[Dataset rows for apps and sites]
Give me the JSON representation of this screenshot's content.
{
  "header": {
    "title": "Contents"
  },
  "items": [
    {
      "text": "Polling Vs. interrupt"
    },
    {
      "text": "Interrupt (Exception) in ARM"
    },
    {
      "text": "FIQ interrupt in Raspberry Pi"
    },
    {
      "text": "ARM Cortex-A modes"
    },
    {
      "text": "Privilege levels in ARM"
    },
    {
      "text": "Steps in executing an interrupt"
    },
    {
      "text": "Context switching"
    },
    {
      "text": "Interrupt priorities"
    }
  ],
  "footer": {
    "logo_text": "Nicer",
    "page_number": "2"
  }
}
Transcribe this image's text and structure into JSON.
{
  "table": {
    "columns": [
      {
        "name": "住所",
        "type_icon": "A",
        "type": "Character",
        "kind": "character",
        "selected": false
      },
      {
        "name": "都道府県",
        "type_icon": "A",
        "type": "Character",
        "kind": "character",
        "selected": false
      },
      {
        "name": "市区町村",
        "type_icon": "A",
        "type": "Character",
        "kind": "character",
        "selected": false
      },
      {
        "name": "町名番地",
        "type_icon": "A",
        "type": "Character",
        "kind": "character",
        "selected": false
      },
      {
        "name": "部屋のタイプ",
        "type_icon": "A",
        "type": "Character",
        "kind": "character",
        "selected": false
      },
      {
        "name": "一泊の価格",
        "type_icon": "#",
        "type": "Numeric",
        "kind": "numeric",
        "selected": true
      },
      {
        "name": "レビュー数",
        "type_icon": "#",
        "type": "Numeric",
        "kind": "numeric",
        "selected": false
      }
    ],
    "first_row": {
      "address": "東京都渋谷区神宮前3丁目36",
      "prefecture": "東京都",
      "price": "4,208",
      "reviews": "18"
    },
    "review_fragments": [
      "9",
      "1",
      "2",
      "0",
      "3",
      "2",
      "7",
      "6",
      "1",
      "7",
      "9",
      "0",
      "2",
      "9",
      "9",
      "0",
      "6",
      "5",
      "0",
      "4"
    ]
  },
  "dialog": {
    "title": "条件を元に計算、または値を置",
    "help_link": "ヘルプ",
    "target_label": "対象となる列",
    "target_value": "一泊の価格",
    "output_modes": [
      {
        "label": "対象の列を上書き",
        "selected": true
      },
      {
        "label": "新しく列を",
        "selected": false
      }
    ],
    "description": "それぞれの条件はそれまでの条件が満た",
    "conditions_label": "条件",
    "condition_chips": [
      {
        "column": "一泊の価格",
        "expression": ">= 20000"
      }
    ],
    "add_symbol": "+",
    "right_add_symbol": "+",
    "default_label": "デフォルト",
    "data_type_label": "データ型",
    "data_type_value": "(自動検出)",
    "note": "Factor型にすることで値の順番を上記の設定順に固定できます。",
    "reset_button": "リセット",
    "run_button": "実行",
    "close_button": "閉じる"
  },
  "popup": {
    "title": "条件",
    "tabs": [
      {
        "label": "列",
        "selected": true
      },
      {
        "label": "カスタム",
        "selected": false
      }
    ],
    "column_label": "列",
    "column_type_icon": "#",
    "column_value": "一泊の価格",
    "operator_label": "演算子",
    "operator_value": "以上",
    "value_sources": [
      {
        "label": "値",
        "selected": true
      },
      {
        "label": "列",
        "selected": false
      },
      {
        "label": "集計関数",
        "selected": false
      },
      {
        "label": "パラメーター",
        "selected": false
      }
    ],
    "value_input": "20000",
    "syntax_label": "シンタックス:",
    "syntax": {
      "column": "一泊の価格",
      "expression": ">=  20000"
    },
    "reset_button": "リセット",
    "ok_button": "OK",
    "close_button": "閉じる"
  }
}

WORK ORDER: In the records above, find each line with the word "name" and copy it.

COMPLETED TASK:
        "name": "住所",
        "name": "都道府県",
        "name": "市区町村",
        "name": "町名番地",
        "name": "部屋のタイプ",
        "name": "一泊の価格",
        "name": "レビュー数",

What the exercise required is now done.